"Advancement of the Promyshlenniki to the East" by V.G. Vagner (1880-1942), based upon the sketch by Dmitry Karatanov (1874-1952). From the collection of the Krasnoyarsk Kray Museum.

When the American colonies declared themselves independent from Great Britain, the British monarchy decided it needed a little more muscle than it had on hand to put down the American Revolution. At the time, a small part of the Holy Roman Empire called Hesse-Kassel (in modern-day Germany) was lending its troops to the highest bidder.

In 1776, that bidder was England’s King George III. He hired 30,000 Hessian troops to help the redcoats subdue the unruly colonists. Had it not been for Catherine the Great’s suspicion that Britain and Russia would soon be rivals, George Washington might have crossed the Delaware to kill Russians in their sleep that Christmas instead. 

Catherine the Great was known to violently squash any attempts to overthrow her monarchy, and her support to other monarchs fighting insurgencies against monarchies was famous. King George III, having just supported Catherine in ending her own rebellions. Moreover, Russia was coming away from a huge victory over the Ottoman Empire and had a huge number of veteran troops to spare. 

King George, despite the size of Britain’s large empire, didn’t have a large land force. It relied on its navy and the troops aboard its ships to respond effectively to uprisings and rebellions. For the most part, its system worked well until the American colonies decided to rebel against the crown. George needed a lot of troops trained, equipped,and ready to move.

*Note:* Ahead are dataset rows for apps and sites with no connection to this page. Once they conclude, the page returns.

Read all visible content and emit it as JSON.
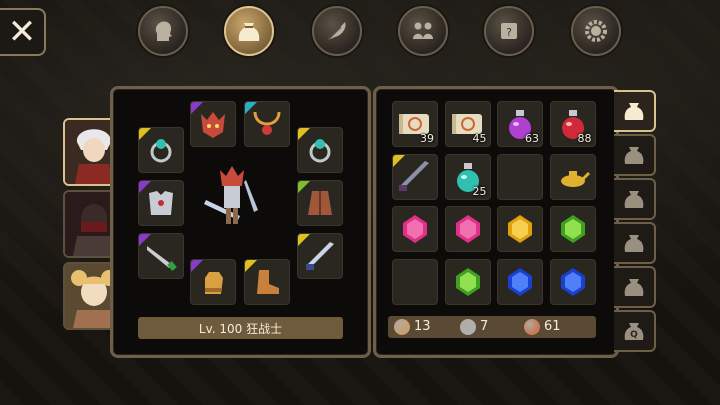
{
  "level_label": "Lv. 100 狂战士",
  "coins": [
    {
      "name": "gold",
      "value": "13",
      "color": "#c8a070"
    },
    {
      "name": "silver",
      "value": "7",
      "color": "#b0b0b0"
    },
    {
      "name": "copper",
      "value": "61",
      "color": "#c87a5a"
    }
  ],
  "top_tabs": [
    {
      "icon": "head-icon",
      "active": false
    },
    {
      "icon": "bag-icon",
      "active": true
    },
    {
      "icon": "skill-feather-icon",
      "active": false
    },
    {
      "icon": "party-icon",
      "active": false
    },
    {
      "icon": "quest-scroll-icon",
      "active": false
    },
    {
      "icon": "gear-icon",
      "active": false
    }
  ],
  "inventory": [
    {
      "icon": "scroll-icon",
      "qty": "39"
    },
    {
      "icon": "scroll-icon",
      "qty": "45"
    },
    {
      "icon": "purple-potion-icon",
      "qty": "63"
    },
    {
      "icon": "red-potion-icon",
      "qty": "88"
    },
    {
      "icon": "greatsword-icon",
      "qty": ""
    },
    {
      "icon": "teal-potion-icon",
      "qty": "25"
    },
    {
      "icon": "",
      "qty": ""
    },
    {
      "icon": "magic-lamp-icon",
      "qty": ""
    },
    {
      "icon": "pink-gem-icon",
      "qty": ""
    },
    {
      "icon": "pink-gem-icon",
      "qty": ""
    },
    {
      "icon": "yellow-gem-icon",
      "qty": ""
    },
    {
      "icon": "green-gem-icon",
      "qty": ""
    },
    {
      "icon": "",
      "qty": ""
    },
    {
      "icon": "green-gem-icon",
      "qty": ""
    },
    {
      "icon": "blue-gem-icon",
      "qty": ""
    },
    {
      "icon": "blue-gem-icon",
      "qty": ""
    }
  ],
  "side_tabs_label_q": "Q"
}
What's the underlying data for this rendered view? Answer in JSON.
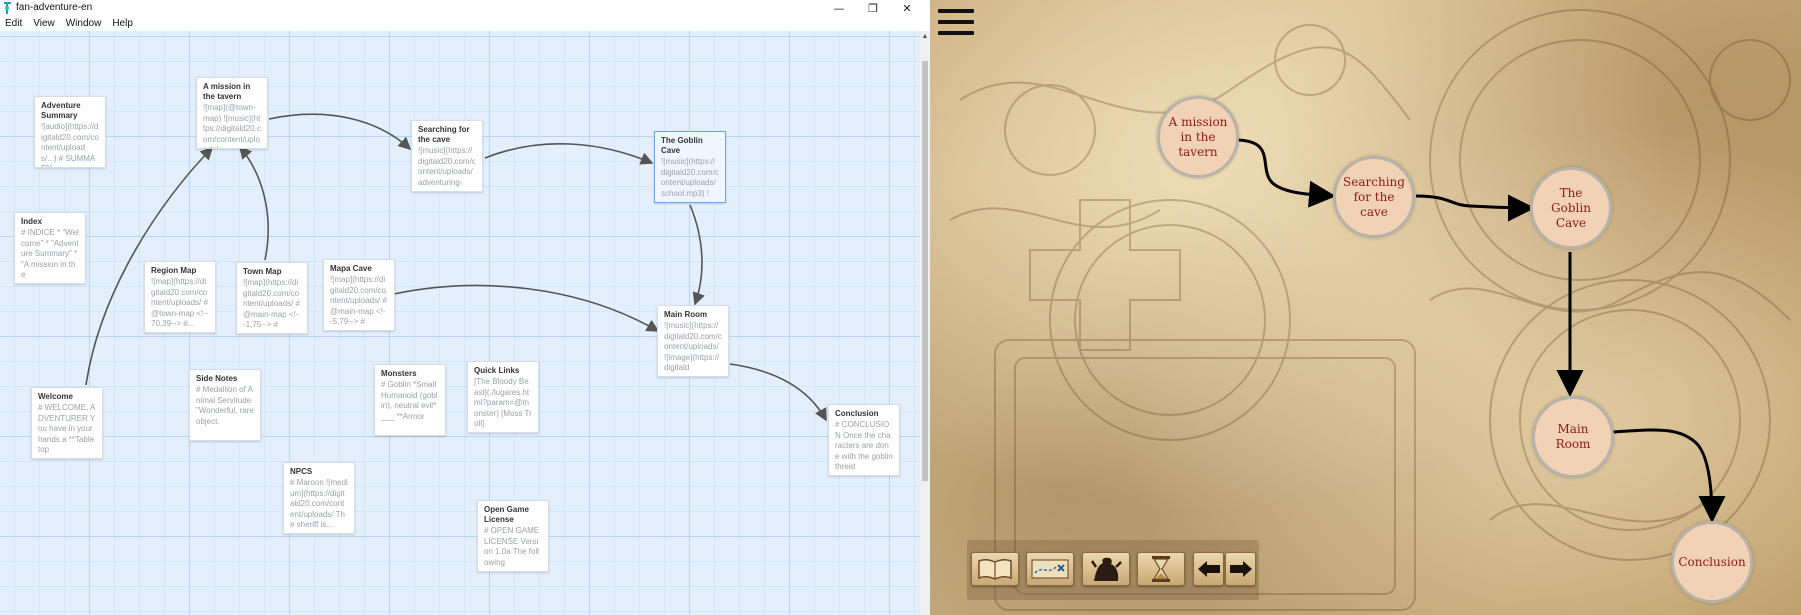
{
  "window": {
    "title": "fan-adventure-en",
    "controls": {
      "minimize": "—",
      "maximize": "❐",
      "close": "✕"
    }
  },
  "menu": [
    "Edit",
    "View",
    "Window",
    "Help"
  ],
  "passages": [
    {
      "title": "Adventure Summary",
      "excerpt": "![audio](https://digitald20.com/content/uploads/...) # SUMMARY"
    },
    {
      "title": "A mission in the tavern",
      "excerpt": "![map](@town-map) ![music](https://digitald20.com/content/uploads/"
    },
    {
      "title": "Searching for the cave",
      "excerpt": "![music](https://digitald20.com/content/uploads/adventuring-"
    },
    {
      "title": "The Goblin Cave",
      "excerpt": "![music](https://digitald20.com/content/uploads/school.mp3) !"
    },
    {
      "title": "Index",
      "excerpt": "# INDICE * \"Welcome\" * \"Adventure Summary\" * \"A mission in the"
    },
    {
      "title": "Region Map",
      "excerpt": "![map](https://digitald20.com/content/uploads/ # @town-map <!--70,39--> #..."
    },
    {
      "title": "Town Map",
      "excerpt": "![map](https://digitald20.com/content/uploads/ # @main-map <!--1,75--> #"
    },
    {
      "title": "Mapa Cave",
      "excerpt": "![map](https://digitald20.com/content/uploads/ # @main-map <!--5,79--> #"
    },
    {
      "title": "Main Room",
      "excerpt": "![music](https://digitald20.com/content/uploads/ ![image](https://digitald"
    },
    {
      "title": "Welcome",
      "excerpt": "# WELCOME, ADVENTURER You have in your hands a **Tabletop"
    },
    {
      "title": "Side Notes",
      "excerpt": "# Medallion of Animal Servitude \"Wonderful, rare object."
    },
    {
      "title": "Monsters",
      "excerpt": "# Goblin *Small Humanoid (goblin), neutral evil* ___ **Armor"
    },
    {
      "title": "Quick Links",
      "excerpt": "[The Bloody Beast](./lugares.html?param=@monster) [Moss Troll]"
    },
    {
      "title": "Conclusion",
      "excerpt": "# CONCLUSION Once the characters are done with the goblin threat"
    },
    {
      "title": "NPCS",
      "excerpt": "# Maroon ![medium](https://digitald20.com/content/uploads/ The sheriff is..."
    },
    {
      "title": "Open Game License",
      "excerpt": "# OPEN GAME LICENSE Version 1.0a The following"
    }
  ],
  "story": {
    "nodes": [
      {
        "label": "A mission in the tavern"
      },
      {
        "label": "Searching for the cave"
      },
      {
        "label": "The Goblin Cave"
      },
      {
        "label": "Main Room"
      },
      {
        "label": "Conclusion"
      }
    ],
    "toolbar": [
      {
        "icon": "book-icon"
      },
      {
        "icon": "map-icon"
      },
      {
        "icon": "monster-icon"
      },
      {
        "icon": "hourglass-icon"
      },
      {
        "icon": "back-arrow-icon"
      },
      {
        "icon": "forward-arrow-icon"
      }
    ]
  },
  "colors": {
    "canvas_bg": "#e3effc",
    "node_fill": "#f2d2b4",
    "node_text": "#8b1a1a",
    "parchment": "#d2b886"
  }
}
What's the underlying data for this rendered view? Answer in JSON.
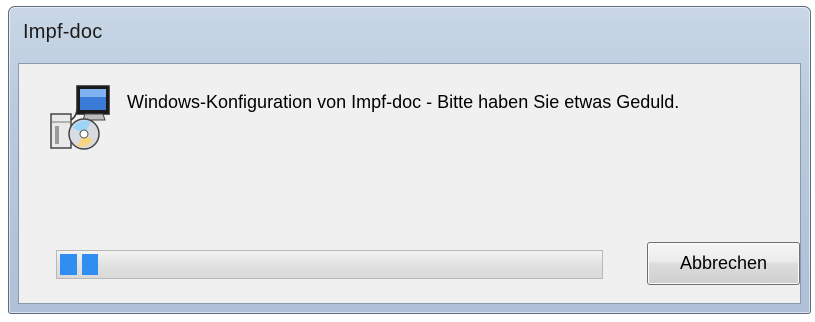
{
  "window": {
    "title": "Impf-doc"
  },
  "dialog": {
    "icon": "installer-icon",
    "message": "Windows-Konfiguration von Impf-doc - Bitte haben Sie etwas Geduld.",
    "progress_fraction": 0.07,
    "cancel_label": "Abbrechen"
  },
  "colors": {
    "progress_fill": "#2f8ef0",
    "client_background": "#f0f0f0",
    "title_background": "#b9cade"
  }
}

He wanted Catherine’s veterans.

catherine the great russian troops in american revolution
Portrait of Catherine II of Russia (1729-1796). (Kunsthistorisches Museum)

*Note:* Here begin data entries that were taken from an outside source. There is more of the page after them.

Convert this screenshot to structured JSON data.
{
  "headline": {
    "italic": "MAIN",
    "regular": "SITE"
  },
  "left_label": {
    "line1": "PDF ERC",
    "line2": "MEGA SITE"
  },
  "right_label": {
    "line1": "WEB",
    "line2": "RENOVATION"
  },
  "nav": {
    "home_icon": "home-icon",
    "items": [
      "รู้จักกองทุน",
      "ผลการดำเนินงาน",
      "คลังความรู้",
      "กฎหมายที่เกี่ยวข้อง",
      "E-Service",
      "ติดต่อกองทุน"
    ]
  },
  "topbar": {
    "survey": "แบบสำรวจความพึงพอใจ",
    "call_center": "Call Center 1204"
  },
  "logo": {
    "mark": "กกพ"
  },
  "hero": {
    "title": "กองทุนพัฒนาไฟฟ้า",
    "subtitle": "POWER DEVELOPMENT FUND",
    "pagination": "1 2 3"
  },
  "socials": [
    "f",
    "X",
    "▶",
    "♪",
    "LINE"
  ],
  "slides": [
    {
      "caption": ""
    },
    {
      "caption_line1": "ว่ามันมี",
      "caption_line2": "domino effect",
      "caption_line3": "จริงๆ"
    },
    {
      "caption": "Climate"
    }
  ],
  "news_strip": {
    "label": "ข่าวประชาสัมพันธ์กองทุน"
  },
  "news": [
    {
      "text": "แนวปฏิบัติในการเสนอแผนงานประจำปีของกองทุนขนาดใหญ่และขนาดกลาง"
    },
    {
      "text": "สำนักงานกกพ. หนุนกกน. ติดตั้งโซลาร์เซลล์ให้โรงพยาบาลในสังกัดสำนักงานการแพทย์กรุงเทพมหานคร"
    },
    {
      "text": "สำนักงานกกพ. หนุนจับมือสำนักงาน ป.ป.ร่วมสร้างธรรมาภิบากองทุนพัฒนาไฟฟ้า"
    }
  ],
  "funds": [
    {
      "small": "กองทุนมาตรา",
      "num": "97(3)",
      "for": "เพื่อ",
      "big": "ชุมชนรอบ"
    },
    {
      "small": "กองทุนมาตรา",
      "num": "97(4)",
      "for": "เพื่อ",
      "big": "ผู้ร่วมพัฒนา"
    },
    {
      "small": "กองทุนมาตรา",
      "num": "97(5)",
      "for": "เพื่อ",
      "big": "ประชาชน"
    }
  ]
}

Britain and Russia enjoyed warm relations at the time. King George supported Catherine in Russia’s war against Ottoman Turkey and hoped she would repay that support in North America. In 1775, British diplomats began pressing the Russians for that support, which saw some initial success.

His first ask was for 20,000 seasoned, disciplined Russian infantry, fully equipped and ready to dispatch to North America as soon as the Baltic Sea ice melted enough to make the passage West. They would make their way to Canada where they would be placed under the command of British generals. 

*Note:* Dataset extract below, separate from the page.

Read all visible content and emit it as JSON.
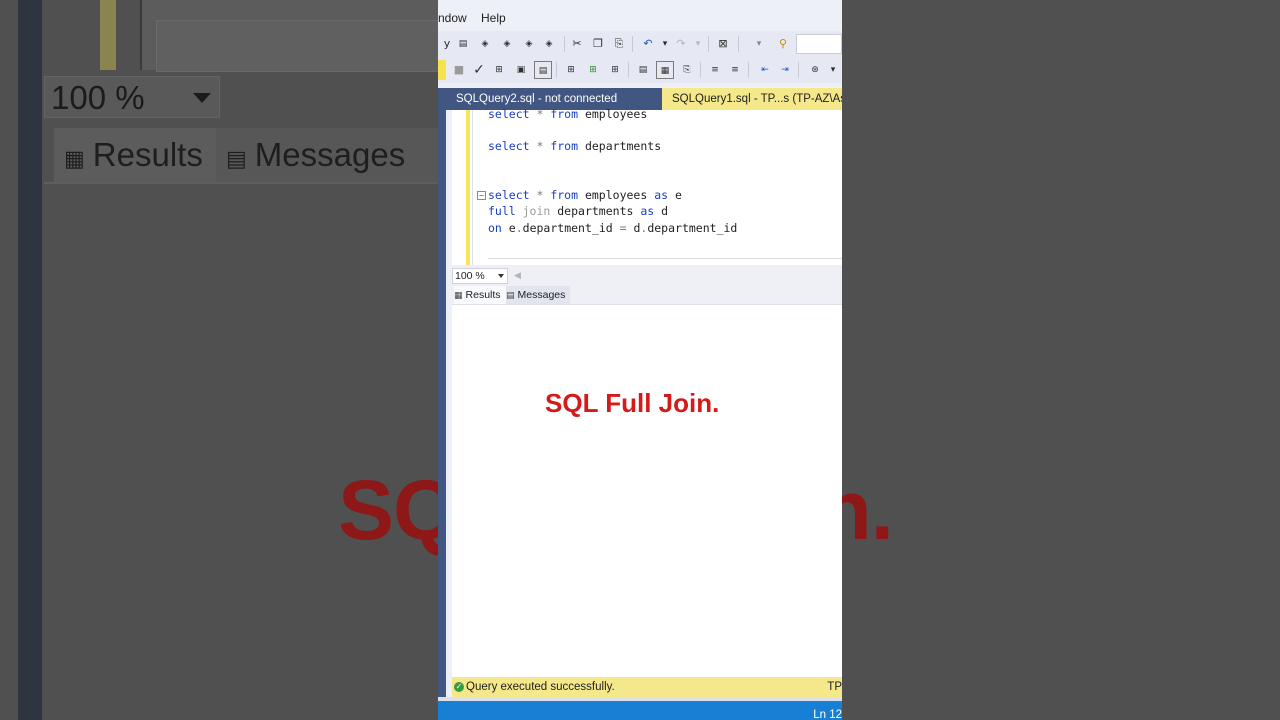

But Catherine didn’t see the rebellion in America as a threat to King George’s monarchical authority. When Russians rebelled against Catherine, they were denying the monarch’s right to rule. In her view, the colonists didn’t want to unseat King George at all, and were no threat to the monarchy in Britain. 

Moreover, though Anglo-Russian relations were cordial at the time, Catherine saw Britain as a future rival and wanted to see the British grow weak from a prolonged war far from home. She thought bleeding Britain to fight a colonial war would be good for Russia and she didn’t want Russians dying for a British possession. 

Catherine informed King George that the Russian military and the country itself needed time to heal from its previous wars before starting a new expedition and that she no longer had the troops to spare. George would have to find his muscle elsewhere. In fact, throughout the Revolutionary War, the British approached Catherine on a few occasions to ask for reinforcements. Each time, Catherine found an excuse not to give them.

Thousands of Russian troops almost fought the American Revolution in 1780. Russia issued a declaration of armed neutrality with the fledgling colonial rebels, which allowed the Americans to conduct trade with Russia. Britain was incensed, but there was nothing they could really do about it, so they approached the Hessians for spare troops instead.